While the passing game has improved with Wilson calling the plays, the run game is still the primary mode of attack. The Buckeyes average 252.6 rushing yards per game, which is the best among teams in the Big Ten. True freshman J.K. Dobbins leads the way with 1,089 yards, Barrett is second on the team with 605 yards, and Mike Weber is third with 545 yards on 80 carries. Just how important is the ground game to Ohio State’s victory hopes? In each of the last four seasons, the Buckeyes failed to rush for more than 170 yards in every loss. Establishing the run with Dobbins, Weber and Barrett would allow Ohio State to open up the offense and attack downfield. However…
The unquestioned strength of Michigan’s defense is with its front seven. Tackle Maurice Hurst has collected 13.5 tackles for a loss in 2017 and is poised to earn first-team All-America honors this December. Hurst isn’t the only standout for coordinator Don Brown up front. Ends Chase Winovich (16 TFL) and Rashan Gary (8.5 TFL) are a force off the edge. At linebacker, Khaleke Hudson (15.5 TFL) joins Mike McCray and Devin Bush as playmakers around the line of scrimmage.
Expect Michigan to focus on taking away the run and force Ohio State’s receivers to win one-on-one battles downfield.

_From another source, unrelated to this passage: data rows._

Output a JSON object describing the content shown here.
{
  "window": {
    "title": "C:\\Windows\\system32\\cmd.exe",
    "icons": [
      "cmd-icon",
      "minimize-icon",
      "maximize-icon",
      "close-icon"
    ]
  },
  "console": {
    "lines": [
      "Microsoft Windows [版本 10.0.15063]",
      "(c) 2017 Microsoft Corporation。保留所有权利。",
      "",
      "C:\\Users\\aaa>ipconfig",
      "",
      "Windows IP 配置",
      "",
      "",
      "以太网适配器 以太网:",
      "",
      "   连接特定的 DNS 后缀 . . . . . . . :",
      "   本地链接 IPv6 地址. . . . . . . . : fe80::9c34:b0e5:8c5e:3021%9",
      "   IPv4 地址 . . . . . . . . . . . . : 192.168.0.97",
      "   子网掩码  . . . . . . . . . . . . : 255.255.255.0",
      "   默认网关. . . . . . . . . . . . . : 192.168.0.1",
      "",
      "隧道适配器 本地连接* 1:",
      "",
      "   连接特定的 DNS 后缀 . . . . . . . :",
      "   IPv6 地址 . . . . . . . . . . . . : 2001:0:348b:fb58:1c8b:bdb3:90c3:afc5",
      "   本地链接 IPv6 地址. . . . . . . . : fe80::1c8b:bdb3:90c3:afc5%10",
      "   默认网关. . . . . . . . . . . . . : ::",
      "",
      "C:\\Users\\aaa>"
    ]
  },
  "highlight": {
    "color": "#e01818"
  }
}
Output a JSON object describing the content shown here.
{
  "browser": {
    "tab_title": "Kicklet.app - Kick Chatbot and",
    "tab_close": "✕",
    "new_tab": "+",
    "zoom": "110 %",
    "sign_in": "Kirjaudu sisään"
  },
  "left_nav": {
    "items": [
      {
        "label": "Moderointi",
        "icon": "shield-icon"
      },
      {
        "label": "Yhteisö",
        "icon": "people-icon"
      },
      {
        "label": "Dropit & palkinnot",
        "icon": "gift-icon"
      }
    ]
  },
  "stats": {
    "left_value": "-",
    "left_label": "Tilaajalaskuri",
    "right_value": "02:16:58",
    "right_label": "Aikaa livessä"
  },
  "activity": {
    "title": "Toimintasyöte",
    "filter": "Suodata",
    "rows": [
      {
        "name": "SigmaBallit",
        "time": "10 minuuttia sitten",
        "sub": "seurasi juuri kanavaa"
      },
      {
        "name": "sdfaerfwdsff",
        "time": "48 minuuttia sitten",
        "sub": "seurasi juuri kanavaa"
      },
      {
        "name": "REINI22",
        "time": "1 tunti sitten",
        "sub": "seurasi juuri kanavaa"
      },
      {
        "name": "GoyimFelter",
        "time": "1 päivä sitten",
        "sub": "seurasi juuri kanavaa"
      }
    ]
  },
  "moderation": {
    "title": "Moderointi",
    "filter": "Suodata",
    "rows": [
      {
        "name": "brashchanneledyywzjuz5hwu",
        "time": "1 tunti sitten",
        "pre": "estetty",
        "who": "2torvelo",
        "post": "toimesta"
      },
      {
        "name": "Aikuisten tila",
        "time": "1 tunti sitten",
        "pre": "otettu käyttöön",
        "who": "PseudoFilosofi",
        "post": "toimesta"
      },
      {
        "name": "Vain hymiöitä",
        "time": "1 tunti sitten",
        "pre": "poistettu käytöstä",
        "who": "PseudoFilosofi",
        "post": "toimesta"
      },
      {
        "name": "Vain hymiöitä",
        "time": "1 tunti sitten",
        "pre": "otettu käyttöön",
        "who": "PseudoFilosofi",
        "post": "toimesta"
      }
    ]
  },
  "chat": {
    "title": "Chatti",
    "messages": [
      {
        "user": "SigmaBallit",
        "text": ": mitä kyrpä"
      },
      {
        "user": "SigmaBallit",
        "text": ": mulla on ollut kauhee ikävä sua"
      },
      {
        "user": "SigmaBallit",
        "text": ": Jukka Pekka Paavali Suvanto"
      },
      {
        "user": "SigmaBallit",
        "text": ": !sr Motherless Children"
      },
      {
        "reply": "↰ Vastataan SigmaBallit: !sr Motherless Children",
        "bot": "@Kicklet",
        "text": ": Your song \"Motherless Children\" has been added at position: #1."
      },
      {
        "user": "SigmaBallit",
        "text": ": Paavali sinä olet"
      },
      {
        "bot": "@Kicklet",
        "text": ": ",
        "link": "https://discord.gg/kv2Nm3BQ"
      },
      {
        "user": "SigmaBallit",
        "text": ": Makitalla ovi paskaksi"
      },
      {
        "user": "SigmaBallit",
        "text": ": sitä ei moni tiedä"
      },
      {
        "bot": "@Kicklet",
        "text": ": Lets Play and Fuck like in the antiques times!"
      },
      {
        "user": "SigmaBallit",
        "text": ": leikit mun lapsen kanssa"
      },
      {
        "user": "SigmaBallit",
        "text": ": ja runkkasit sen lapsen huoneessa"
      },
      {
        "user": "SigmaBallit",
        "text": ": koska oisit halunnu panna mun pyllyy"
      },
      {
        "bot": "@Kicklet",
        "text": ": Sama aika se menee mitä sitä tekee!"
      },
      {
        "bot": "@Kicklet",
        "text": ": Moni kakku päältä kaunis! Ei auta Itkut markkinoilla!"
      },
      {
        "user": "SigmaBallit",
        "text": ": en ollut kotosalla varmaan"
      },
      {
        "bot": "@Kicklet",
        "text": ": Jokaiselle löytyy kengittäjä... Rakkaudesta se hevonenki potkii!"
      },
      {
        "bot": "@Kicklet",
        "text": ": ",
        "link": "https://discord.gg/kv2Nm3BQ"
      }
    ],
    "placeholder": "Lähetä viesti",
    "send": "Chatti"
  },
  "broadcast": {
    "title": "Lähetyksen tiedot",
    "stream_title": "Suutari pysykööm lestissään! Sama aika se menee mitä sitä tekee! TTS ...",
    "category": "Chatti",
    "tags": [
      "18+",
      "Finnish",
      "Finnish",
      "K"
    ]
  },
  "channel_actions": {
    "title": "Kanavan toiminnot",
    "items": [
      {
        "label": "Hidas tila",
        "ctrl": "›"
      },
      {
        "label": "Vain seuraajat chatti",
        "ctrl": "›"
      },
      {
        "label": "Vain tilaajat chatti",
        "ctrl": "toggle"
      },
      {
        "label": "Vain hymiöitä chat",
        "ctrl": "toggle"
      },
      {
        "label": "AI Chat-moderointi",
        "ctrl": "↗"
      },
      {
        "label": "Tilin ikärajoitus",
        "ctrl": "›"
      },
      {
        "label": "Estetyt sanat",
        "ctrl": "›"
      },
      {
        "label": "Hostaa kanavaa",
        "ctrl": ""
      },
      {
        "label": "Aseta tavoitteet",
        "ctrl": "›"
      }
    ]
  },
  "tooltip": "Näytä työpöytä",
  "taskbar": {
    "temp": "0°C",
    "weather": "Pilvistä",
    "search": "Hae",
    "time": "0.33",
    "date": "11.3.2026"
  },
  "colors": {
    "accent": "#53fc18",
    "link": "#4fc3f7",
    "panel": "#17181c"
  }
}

Michigan has nothing to lose in this matchup. With a Big Ten title out of the picture and nothing but bowl positioning at stake, Harbaugh should empty the bag (or play sheet) and throw everything at Ohio State. The uncertainty of the quarterback situation for Ann Arbor adds another wrinkle that the Buckeyes will have to plan for. While the homefield advantage and nothing to lose factor favors Michigan, Urban Meyer simply doesn’t lose to the Wolverines. He’s 5-0 against the Wolverines and shouldn’t have a hard time adding extra motivation with a playoff bid still a possibility. Michigan’s defense will win some battles, but Barrett, Dobbins and the Ohio State defense will be too much for Harbaugh’s team to overcome with the issues on offense.